ASX dividends to hit $73b as it rains upgrades
Corporate Australia is on track to pay out $73 billion in dividends this financial year as analysts race to upgrade their forecast payouts, keeping pace with the stronger-than-expected economic recovery, and leading broker JPMorgan to declare a “dividend supercycle” awaits.
The magnitude of upgrades will go down as the biggest in 20 years for the Australian sharemarket.
“It’s been an outstanding reporting season and revisions to the dividend outlook have been one of the features,” said Hasan Tevfik senior research analyst at MST Financial.
This earnings season, with about 60 per cent of the top 200 companies having reported financial results, payouts have come in 8.5 per cent ahead of market expectations. This is the biggest beat for 40 reporting seasons, or since 2001, on Mr Tevfik’s numbers.
The dividend upgrades are equivalent to about $5.7 billion, and bring total forecast payouts for the financial year to $73.3 billion, Mr Tevfik said. That is higher than last year’s $63.3 billion, but lower than 2019’s record $88 billion.
Payouts plunged nearly 30 per cent in 2019-20 when companies put capital management on ice to survive COVID-19.
“For those sailing close to the covenant wind, the first step was to raise capital. For others, which encompassed most of the market, dividends were cut deeply,” JPMorgan’s Australian equity strategist, Jason Steed, said.
“We were optimistic that this results season would herald a turnaround in earnings and dividend expectations. The reality, thus far, has exceeded our elevated expectations."
Iron ore miners have been the dividend standouts. Fortescue Metals Group revealed a record interim dividend of $1.47 per share. Rio Tinto also paid the biggest dividend in its history, unveiling $US5.57 per share of total dividends in 2020.

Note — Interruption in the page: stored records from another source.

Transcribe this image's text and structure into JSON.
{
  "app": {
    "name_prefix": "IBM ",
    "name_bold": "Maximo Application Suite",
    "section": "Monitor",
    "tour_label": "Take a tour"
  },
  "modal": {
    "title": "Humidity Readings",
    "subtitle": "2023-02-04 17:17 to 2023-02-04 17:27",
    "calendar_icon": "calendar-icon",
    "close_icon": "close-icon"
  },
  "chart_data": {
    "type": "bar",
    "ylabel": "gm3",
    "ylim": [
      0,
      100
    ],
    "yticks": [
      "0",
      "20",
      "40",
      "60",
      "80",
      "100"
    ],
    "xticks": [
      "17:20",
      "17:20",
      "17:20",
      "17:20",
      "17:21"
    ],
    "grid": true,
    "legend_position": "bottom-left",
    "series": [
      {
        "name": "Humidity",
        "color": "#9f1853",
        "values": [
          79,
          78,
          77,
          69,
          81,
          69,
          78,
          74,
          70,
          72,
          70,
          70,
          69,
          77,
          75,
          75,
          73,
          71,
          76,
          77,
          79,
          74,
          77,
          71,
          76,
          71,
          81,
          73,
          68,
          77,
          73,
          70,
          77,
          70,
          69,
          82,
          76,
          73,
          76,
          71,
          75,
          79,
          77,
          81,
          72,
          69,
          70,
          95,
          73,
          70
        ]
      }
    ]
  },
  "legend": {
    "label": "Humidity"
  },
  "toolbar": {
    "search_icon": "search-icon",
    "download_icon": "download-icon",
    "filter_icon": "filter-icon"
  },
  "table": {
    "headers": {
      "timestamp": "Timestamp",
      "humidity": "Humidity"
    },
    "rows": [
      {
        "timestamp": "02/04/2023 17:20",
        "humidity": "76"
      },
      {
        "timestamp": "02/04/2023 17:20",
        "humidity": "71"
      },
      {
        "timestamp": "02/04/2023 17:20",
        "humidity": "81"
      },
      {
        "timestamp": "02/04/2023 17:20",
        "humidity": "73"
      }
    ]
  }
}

BHP smashed its interim dividend record by 55 per cent and shareholders will receive a better-than-expected $US1.01 per share.
Together, the big three iron ore miners will pay out $19.37 billion.
“The main engine of dividends has been the iron ore plays,” said Hugh Giddy, large cap portfolio manager at Investors Mutual. “They are making super, super profits. It’s beyond belief how much money they are making relative to their cost of production.”
COVID-19 beneficiaries also handed back much higher amounts of cash to shareholders: retail conglomerate Wesfarmers raised its interim dividend by 17 per cent to 88¢ a share; pizza chain Domino’s lifted its dividend 33 per cent to 88.4¢; consumer electronics retailer JB Hi-Fi’s dividend soared 82 per cent to $1.80 a share.
These companies will together pay $1.1 billion in dividends to shareholders.
“It’s unusual to get the two biggest parts of the market – banks and iron ore – seeing big dividend upgrades. Previously it has been one or the other,” Mr Tevfik said.
“Because the banks were asked to cut their payout ratios, they are provisioned for a poor economic environment and now we are seeing a reversal of that. And that’s happening at the same time that the iron ore price is at $US160 a tonne.”
Capex still stuck
Some uncertainty lingers after last year’s pandemic, Mr Tevfik said, although corporate nervousness appears to be showing up in lower levels of capital expenditure and costs rather than reduced dividends. “Capex forecasts are coming down. Companies are conserving capital,” he said.
Investors will get more clues about the strength of corporate capital spending this week, with capex data due out on Thursday. RBC Capital Markets is expecting a 1 per cent decline in fourth-quarter capital expenditure.
“COVID has obviously disrupted the economy and made things more uncertain, so there’s a tendency for people to be a bit more balance sheet conscious,” Mr Giddy said. “Even though interest rates are low, companies may keep their powder dry and their leverage low.”
However, it is likely that “companies will become a little less conservative as the recovery comes through”, Mr Tevfik said. “It’s probably going to be a very long time before we get back to that $88 billion [of dividends] but I think eventually we will.”
Mr Steed said: “Looking forward, particularly for banks, energy and financials, the trends look strong. So strong, in fact, that we believe an Australian dividend supercycle is in the offing.”